Data under study:
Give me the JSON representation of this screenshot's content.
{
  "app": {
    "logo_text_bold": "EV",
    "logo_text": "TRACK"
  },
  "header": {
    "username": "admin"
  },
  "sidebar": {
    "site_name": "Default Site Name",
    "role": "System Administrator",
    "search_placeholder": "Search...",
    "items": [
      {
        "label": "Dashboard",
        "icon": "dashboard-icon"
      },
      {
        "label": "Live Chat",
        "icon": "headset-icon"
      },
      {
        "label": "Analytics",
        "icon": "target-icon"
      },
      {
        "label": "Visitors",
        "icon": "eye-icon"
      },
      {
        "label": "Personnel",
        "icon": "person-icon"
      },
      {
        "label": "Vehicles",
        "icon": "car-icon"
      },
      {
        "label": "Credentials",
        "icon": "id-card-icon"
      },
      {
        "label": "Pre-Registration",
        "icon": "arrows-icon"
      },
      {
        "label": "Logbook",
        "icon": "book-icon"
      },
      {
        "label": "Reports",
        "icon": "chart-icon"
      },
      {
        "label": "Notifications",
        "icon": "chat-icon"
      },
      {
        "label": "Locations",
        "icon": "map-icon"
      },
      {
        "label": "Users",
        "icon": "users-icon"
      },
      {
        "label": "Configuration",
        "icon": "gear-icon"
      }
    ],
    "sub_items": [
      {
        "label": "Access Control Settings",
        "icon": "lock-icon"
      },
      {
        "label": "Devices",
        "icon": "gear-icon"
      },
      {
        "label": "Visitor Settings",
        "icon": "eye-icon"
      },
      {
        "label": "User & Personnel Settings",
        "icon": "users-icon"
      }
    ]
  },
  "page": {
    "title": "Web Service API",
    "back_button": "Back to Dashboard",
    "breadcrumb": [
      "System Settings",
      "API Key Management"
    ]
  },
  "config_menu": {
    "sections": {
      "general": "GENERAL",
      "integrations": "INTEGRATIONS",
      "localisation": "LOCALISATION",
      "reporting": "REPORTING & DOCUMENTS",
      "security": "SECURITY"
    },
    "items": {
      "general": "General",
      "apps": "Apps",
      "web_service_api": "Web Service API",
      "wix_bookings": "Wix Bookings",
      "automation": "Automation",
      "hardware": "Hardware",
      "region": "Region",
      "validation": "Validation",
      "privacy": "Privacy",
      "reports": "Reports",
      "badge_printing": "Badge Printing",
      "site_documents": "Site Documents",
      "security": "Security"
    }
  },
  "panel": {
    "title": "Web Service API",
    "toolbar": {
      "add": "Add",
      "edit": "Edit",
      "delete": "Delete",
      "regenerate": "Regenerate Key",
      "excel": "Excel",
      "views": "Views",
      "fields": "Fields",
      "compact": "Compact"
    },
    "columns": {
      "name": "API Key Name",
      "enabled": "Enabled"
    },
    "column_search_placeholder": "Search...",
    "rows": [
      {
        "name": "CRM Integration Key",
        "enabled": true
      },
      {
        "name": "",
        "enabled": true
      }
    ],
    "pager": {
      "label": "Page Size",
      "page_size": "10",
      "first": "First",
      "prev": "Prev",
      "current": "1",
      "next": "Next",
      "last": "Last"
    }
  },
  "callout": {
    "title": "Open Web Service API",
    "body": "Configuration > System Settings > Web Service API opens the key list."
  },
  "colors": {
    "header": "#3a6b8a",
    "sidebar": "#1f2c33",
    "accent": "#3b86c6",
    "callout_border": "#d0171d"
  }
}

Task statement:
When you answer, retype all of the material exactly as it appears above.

Solved problem:
Give me the JSON representation of this screenshot's content.
{
  "app": {
    "logo_text_bold": "EV",
    "logo_text": "TRACK"
  },
  "header": {
    "username": "admin"
  },
  "sidebar": {
    "site_name": "Default Site Name",
    "role": "System Administrator",
    "search_placeholder": "Search...",
    "items": [
      {
        "label": "Dashboard",
        "icon": "dashboard-icon"
      },
      {
        "label": "Live Chat",
        "icon": "headset-icon"
      },
      {
        "label": "Analytics",
        "icon": "target-icon"
      },
      {
        "label": "Visitors",
        "icon": "eye-icon"
      },
      {
        "label": "Personnel",
        "icon": "person-icon"
      },
      {
        "label": "Vehicles",
        "icon": "car-icon"
      },
      {
        "label": "Credentials",
        "icon": "id-card-icon"
      },
      {
        "label": "Pre-Registration",
        "icon": "arrows-icon"
      },
      {
        "label": "Logbook",
        "icon": "book-icon"
      },
      {
        "label": "Reports",
        "icon": "chart-icon"
      },
      {
        "label": "Notifications",
        "icon": "chat-icon"
      },
      {
        "label": "Locations",
        "icon": "map-icon"
      },
      {
        "label": "Users",
        "icon": "users-icon"
      },
      {
        "label": "Configuration",
        "icon": "gear-icon"
      }
    ],
    "sub_items": [
      {
        "label": "Access Control Settings",
        "icon": "lock-icon"
      },
      {
        "label": "Devices",
        "icon": "gear-icon"
      },
      {
        "label": "Visitor Settings",
        "icon": "eye-icon"
      },
      {
        "label": "User & Personnel Settings",
        "icon": "users-icon"
      }
    ]
  },
  "page": {
    "title": "Web Service API",
    "back_button": "Back to Dashboard",
    "breadcrumb": [
      "System Settings",
      "API Key Management"
    ]
  },
  "config_menu": {
    "sections": {
      "general": "GENERAL",
      "integrations": "INTEGRATIONS",
      "localisation": "LOCALISATION",
      "reporting": "REPORTING & DOCUMENTS",
      "security": "SECURITY"
    },
    "items": {
      "general": "General",
      "apps": "Apps",
      "web_service_api": "Web Service API",
      "wix_bookings": "Wix Bookings",
      "automation": "Automation",
      "hardware": "Hardware",
      "region": "Region",
      "validation": "Validation",
      "privacy": "Privacy",
      "reports": "Reports",
      "badge_printing": "Badge Printing",
      "site_documents": "Site Documents",
      "security": "Security"
    }
  },
  "panel": {
    "title": "Web Service API",
    "toolbar": {
      "add": "Add",
      "edit": "Edit",
      "delete": "Delete",
      "regenerate": "Regenerate Key",
      "excel": "Excel",
      "views": "Views",
      "fields": "Fields",
      "compact": "Compact"
    },
    "columns": {
      "name": "API Key Name",
      "enabled": "Enabled"
    },
    "column_search_placeholder": "Search...",
    "rows": [
      {
        "name": "CRM Integration Key",
        "enabled": true
      },
      {
        "name": "",
        "enabled": true
      }
    ],
    "pager": {
      "label": "Page Size",
      "page_size": "10",
      "first": "First",
      "prev": "Prev",
      "current": "1",
      "next": "Next",
      "last": "Last"
    }
  },
  "callout": {
    "title": "Open Web Service API",
    "body": "Configuration > System Settings > Web Service API opens the key list."
  },
  "colors": {
    "header": "#3a6b8a",
    "sidebar": "#1f2c33",
    "accent": "#3b86c6",
    "callout_border": "#d0171d"
  }
}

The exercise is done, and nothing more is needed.